(Dataset rows describing interfaces)
·····

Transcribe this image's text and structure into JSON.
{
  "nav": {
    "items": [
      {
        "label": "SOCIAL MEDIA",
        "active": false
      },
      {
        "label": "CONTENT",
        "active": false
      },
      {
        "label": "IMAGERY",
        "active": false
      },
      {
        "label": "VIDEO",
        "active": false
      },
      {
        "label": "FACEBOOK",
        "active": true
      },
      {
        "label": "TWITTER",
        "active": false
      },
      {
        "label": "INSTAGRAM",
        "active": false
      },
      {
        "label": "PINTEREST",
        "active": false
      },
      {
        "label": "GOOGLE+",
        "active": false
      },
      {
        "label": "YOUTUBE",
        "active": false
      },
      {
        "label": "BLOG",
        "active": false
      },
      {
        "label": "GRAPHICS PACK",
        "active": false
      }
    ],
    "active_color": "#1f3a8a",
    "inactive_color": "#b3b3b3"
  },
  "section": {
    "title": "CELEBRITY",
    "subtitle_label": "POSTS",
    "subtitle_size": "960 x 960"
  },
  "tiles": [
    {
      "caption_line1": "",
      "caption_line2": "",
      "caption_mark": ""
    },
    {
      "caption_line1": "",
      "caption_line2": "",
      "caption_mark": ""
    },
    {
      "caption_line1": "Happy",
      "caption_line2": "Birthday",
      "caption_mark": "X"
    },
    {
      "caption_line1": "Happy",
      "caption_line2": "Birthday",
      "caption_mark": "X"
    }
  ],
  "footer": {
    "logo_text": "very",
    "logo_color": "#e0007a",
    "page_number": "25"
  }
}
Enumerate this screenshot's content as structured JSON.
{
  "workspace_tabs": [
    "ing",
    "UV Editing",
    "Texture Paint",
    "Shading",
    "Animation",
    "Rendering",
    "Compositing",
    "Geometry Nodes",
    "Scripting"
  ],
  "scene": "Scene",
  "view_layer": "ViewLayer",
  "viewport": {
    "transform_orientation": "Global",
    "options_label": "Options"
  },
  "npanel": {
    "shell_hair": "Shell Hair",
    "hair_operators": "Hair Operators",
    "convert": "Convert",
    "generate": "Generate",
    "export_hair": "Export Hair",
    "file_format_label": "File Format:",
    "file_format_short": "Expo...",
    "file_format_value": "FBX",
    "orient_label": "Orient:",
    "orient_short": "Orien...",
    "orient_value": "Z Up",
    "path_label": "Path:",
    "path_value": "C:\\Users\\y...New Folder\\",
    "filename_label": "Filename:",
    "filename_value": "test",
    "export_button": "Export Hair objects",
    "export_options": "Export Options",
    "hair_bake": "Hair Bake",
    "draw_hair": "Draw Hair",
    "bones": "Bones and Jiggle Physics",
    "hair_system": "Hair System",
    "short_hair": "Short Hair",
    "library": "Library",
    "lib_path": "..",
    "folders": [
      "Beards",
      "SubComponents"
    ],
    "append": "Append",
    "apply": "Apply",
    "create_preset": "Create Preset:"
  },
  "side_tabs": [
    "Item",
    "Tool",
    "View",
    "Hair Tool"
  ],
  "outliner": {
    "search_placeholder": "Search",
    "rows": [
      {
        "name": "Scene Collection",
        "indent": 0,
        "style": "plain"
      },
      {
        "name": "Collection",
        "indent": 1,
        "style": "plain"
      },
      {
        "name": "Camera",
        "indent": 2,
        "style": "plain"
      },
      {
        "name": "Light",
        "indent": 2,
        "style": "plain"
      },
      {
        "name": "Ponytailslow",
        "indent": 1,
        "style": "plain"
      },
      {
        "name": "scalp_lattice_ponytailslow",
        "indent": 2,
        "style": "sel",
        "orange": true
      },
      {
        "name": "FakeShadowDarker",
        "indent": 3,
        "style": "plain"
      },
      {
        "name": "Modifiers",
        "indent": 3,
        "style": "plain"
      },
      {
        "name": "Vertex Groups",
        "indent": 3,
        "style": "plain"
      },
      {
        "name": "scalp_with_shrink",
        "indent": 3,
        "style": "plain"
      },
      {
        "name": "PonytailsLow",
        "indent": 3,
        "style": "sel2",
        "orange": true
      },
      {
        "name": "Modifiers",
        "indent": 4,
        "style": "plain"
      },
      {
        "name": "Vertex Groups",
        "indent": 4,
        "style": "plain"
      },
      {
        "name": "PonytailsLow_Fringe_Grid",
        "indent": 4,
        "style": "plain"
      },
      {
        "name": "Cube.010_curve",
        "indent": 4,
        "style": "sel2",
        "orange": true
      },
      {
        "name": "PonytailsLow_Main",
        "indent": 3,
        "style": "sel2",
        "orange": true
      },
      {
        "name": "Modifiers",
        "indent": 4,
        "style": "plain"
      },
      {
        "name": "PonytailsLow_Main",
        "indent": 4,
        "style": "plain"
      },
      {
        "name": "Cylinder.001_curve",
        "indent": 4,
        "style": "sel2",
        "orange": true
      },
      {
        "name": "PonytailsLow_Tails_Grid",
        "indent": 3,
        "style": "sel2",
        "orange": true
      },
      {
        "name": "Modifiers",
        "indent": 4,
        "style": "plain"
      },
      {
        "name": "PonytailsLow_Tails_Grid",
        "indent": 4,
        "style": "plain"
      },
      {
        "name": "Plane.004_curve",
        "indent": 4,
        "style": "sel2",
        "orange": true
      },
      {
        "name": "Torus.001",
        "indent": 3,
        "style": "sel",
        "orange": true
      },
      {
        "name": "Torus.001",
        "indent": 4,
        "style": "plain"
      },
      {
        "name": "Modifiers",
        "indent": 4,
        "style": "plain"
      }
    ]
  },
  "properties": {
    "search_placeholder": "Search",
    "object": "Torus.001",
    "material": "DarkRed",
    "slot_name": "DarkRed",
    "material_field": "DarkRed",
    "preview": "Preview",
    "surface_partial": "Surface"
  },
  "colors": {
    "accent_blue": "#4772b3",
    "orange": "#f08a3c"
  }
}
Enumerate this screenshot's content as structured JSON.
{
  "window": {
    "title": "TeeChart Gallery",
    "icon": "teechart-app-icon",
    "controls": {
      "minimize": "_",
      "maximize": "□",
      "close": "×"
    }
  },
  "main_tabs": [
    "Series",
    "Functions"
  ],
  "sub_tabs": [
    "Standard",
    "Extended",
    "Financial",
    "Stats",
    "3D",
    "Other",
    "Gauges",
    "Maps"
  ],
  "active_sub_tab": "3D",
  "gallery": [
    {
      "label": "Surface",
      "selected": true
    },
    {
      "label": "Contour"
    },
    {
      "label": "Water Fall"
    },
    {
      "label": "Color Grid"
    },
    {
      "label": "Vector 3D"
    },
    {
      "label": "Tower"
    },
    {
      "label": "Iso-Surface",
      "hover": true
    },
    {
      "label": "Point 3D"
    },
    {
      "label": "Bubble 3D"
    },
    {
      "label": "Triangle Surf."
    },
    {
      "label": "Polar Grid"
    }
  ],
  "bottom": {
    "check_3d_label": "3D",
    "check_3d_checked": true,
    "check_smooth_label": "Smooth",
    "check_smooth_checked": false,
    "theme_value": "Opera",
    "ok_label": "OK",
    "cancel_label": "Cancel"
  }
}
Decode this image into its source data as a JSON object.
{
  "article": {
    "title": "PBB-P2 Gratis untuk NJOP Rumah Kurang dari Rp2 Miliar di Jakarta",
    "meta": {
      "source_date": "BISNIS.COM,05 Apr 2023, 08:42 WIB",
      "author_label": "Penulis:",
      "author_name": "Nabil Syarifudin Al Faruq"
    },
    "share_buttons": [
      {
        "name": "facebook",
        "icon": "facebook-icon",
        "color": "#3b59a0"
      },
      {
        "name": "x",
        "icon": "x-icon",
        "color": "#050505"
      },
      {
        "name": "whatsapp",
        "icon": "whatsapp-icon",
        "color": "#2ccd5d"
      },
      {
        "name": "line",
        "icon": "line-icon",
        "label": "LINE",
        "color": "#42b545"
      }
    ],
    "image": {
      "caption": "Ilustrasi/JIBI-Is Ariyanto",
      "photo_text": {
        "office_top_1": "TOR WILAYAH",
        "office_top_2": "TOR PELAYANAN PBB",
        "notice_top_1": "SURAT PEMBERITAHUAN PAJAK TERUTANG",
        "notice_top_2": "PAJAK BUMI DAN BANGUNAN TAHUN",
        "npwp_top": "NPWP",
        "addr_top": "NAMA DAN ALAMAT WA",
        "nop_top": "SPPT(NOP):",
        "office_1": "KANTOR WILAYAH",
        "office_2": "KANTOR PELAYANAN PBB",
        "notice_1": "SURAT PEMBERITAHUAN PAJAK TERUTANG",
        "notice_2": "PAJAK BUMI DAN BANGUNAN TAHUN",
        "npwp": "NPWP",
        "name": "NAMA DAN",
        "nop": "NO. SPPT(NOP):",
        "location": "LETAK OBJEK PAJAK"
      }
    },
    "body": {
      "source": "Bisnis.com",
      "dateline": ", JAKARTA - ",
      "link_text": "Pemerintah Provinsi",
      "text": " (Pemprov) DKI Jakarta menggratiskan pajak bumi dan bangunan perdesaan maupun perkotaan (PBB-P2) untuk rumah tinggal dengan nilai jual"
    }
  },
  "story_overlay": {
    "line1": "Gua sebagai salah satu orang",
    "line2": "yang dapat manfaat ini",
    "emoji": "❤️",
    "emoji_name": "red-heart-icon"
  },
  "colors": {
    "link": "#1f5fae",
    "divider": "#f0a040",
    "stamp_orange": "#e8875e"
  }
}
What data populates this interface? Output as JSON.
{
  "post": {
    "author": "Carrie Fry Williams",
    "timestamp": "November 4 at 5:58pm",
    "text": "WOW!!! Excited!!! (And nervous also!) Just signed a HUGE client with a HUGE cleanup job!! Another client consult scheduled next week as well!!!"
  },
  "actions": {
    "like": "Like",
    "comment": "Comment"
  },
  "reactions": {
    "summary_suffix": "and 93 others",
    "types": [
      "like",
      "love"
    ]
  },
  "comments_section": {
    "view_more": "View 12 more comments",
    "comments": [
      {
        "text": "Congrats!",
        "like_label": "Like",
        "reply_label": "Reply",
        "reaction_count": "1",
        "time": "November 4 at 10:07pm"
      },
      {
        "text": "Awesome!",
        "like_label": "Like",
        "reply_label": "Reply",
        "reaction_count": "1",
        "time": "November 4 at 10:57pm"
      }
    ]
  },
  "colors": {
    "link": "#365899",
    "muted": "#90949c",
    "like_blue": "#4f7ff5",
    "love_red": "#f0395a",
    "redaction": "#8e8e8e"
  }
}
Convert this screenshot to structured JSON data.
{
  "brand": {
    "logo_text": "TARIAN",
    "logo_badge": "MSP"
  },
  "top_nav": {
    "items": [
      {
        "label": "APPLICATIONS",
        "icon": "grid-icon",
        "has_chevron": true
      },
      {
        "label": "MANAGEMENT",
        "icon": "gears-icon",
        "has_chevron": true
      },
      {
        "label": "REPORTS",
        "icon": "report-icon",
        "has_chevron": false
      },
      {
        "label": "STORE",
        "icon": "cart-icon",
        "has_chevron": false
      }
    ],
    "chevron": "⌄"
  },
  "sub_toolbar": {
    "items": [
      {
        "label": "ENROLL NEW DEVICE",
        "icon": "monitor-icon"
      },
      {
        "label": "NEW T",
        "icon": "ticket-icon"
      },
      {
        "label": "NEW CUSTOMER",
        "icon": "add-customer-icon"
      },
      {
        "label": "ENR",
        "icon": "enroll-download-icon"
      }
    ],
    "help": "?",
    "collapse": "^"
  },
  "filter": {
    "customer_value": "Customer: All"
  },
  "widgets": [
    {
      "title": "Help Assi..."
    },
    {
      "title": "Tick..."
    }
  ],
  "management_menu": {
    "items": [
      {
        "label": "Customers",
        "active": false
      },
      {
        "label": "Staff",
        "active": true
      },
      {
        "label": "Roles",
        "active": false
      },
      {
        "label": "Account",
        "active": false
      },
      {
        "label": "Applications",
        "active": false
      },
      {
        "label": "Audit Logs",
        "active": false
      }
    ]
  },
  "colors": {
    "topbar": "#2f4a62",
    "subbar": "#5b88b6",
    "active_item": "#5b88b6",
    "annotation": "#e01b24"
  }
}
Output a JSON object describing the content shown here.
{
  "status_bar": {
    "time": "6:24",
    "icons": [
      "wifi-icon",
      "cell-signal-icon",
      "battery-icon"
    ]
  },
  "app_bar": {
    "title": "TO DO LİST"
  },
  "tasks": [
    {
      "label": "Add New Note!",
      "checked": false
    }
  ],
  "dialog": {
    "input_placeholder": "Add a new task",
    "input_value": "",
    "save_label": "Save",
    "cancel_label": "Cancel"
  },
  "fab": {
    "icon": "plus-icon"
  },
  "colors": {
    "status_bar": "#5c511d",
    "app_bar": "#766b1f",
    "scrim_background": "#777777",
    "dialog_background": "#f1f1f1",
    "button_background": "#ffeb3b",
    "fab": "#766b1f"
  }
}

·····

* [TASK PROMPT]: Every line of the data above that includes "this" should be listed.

* [OUTPUT]:
Transcribe this image's text and structure into JSON.
Enumerate this screenshot's content as structured JSON.
Enumerate this screenshot's content as structured JSON.
Decode this image into its source data as a JSON object.
What data populates this interface? Output as JSON.
Convert this screenshot to structured JSON data.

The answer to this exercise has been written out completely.